### [Excerpts from an interface dataset]
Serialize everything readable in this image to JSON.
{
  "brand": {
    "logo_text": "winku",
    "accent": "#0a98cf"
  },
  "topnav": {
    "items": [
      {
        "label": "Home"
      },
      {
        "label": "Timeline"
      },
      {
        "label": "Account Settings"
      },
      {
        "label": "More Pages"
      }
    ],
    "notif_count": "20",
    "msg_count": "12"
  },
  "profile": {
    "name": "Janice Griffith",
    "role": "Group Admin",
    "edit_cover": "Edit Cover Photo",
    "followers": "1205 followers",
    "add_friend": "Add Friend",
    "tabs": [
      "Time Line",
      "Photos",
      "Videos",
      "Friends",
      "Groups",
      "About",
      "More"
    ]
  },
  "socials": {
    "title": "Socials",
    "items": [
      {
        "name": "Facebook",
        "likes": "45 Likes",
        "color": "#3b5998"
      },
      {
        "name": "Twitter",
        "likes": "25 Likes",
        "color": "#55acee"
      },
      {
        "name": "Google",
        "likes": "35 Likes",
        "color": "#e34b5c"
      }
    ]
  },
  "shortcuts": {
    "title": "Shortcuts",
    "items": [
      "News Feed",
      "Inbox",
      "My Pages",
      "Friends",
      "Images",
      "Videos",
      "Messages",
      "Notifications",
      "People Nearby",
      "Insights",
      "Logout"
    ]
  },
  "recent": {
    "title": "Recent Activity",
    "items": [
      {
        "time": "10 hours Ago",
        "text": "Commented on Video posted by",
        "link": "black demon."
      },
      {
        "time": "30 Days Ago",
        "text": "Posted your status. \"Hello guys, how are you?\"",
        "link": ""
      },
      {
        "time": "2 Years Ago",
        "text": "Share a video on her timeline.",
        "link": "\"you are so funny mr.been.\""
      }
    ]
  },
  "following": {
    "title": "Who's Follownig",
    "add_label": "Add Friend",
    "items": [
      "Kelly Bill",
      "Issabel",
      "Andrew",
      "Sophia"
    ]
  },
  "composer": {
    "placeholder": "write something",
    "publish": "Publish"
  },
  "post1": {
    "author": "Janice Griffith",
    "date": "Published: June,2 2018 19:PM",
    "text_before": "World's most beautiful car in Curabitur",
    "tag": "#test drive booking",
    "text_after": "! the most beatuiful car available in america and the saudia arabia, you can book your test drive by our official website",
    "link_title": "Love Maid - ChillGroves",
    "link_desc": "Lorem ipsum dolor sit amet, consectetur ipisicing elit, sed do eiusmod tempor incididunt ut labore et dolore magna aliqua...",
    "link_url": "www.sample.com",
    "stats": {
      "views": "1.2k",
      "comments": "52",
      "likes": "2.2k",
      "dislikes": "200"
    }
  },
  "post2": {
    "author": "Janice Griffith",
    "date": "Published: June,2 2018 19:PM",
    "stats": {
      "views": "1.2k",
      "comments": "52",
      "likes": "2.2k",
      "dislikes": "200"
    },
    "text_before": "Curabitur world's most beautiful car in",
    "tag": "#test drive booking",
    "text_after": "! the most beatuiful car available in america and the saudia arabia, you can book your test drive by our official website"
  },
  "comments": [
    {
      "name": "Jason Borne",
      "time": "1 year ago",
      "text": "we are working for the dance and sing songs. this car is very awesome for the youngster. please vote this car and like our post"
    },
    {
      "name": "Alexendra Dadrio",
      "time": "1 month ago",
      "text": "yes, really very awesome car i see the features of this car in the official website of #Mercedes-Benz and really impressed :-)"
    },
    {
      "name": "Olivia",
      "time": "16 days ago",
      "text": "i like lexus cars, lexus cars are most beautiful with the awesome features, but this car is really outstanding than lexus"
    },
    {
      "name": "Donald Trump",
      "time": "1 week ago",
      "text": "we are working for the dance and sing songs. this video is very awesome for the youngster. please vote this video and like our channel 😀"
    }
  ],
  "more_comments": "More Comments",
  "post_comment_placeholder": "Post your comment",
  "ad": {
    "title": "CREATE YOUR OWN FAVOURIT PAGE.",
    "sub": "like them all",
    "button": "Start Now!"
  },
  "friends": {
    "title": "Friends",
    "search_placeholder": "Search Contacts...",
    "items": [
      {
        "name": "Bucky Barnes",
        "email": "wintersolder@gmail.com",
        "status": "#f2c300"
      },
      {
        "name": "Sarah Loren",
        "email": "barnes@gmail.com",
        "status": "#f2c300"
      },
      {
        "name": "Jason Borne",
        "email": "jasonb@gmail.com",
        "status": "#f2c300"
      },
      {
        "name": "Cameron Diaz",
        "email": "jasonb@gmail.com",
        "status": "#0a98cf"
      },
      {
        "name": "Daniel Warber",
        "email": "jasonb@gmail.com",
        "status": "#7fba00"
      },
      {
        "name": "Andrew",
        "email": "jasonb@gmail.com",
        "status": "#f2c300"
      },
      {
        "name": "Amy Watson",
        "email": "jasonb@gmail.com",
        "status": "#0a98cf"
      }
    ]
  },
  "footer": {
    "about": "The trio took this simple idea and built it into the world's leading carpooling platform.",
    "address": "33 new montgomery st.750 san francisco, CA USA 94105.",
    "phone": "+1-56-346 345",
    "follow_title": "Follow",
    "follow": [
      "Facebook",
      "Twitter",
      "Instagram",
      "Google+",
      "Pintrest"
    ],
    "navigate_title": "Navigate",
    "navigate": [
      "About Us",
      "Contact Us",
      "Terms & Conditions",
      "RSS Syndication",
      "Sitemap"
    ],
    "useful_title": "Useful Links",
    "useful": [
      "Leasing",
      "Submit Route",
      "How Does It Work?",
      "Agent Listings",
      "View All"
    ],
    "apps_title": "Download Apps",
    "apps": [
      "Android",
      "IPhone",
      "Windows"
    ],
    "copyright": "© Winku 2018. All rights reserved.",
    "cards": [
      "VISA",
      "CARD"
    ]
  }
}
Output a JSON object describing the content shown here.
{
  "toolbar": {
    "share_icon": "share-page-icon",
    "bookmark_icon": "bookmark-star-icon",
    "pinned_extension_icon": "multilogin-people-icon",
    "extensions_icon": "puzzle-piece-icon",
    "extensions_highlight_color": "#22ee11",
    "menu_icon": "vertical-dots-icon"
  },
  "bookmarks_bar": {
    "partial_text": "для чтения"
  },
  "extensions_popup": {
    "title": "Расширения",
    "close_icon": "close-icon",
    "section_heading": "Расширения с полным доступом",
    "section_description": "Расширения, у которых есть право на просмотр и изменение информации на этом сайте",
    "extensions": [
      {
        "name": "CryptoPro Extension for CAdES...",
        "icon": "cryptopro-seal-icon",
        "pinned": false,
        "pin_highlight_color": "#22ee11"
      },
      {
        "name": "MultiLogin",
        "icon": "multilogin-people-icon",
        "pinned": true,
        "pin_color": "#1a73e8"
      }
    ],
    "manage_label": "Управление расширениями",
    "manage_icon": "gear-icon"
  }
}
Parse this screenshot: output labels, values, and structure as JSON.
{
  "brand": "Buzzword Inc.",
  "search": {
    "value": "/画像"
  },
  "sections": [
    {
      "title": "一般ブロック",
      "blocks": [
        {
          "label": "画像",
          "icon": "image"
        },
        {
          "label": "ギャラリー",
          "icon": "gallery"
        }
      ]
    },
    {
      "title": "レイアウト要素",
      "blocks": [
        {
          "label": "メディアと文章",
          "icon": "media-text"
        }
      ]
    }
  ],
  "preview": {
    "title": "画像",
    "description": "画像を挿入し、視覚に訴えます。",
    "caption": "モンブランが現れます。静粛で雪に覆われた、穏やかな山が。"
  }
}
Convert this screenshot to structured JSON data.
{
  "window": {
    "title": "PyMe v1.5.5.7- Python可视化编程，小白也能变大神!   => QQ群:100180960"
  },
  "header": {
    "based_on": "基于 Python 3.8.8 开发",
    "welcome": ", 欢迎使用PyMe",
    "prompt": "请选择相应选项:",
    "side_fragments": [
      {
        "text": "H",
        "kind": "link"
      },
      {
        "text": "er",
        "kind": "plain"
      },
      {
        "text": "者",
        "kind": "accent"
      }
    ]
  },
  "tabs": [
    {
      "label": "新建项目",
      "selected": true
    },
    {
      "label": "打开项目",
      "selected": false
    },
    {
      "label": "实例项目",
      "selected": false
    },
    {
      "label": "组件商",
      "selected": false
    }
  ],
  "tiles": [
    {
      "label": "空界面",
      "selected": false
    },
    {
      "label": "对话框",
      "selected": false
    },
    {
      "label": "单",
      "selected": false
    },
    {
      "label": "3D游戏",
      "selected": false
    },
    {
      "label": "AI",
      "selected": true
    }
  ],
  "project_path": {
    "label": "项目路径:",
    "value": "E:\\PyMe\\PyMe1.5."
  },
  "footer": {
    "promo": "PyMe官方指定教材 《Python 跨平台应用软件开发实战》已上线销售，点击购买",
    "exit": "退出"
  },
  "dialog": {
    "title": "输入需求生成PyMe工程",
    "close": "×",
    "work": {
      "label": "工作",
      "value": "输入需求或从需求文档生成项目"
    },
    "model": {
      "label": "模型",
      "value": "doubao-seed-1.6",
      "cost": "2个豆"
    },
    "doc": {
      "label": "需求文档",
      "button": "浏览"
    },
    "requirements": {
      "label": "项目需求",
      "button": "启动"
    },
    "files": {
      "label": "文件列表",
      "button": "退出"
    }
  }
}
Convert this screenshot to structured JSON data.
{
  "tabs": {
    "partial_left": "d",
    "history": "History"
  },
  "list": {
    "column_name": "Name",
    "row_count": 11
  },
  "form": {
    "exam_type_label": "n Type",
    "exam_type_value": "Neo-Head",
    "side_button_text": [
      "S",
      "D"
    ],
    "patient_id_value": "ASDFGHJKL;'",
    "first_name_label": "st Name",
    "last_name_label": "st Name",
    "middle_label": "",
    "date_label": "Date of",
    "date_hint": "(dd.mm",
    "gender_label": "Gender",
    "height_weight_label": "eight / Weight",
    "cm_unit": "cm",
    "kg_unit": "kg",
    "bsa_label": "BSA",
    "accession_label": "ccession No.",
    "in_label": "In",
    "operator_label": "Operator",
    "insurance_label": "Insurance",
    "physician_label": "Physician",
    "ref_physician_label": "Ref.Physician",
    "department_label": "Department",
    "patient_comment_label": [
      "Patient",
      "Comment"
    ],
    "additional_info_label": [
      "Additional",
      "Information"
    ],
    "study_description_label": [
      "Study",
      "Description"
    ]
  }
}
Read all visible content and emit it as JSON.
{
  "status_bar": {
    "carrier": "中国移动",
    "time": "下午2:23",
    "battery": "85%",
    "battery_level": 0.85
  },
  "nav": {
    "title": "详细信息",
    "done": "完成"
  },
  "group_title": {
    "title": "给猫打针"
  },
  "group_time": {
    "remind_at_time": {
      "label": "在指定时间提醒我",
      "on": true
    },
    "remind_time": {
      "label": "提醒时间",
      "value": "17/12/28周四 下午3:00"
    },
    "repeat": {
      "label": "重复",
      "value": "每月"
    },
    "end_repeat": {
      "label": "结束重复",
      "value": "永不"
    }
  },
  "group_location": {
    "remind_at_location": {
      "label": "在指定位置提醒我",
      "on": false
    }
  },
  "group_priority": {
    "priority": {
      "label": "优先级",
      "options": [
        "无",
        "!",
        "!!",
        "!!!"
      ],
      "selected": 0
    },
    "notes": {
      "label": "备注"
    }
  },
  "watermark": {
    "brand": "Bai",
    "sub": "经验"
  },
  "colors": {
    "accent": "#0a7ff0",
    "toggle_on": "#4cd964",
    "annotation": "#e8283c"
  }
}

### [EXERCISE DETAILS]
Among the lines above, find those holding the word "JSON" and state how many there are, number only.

### [RESPONSE]
6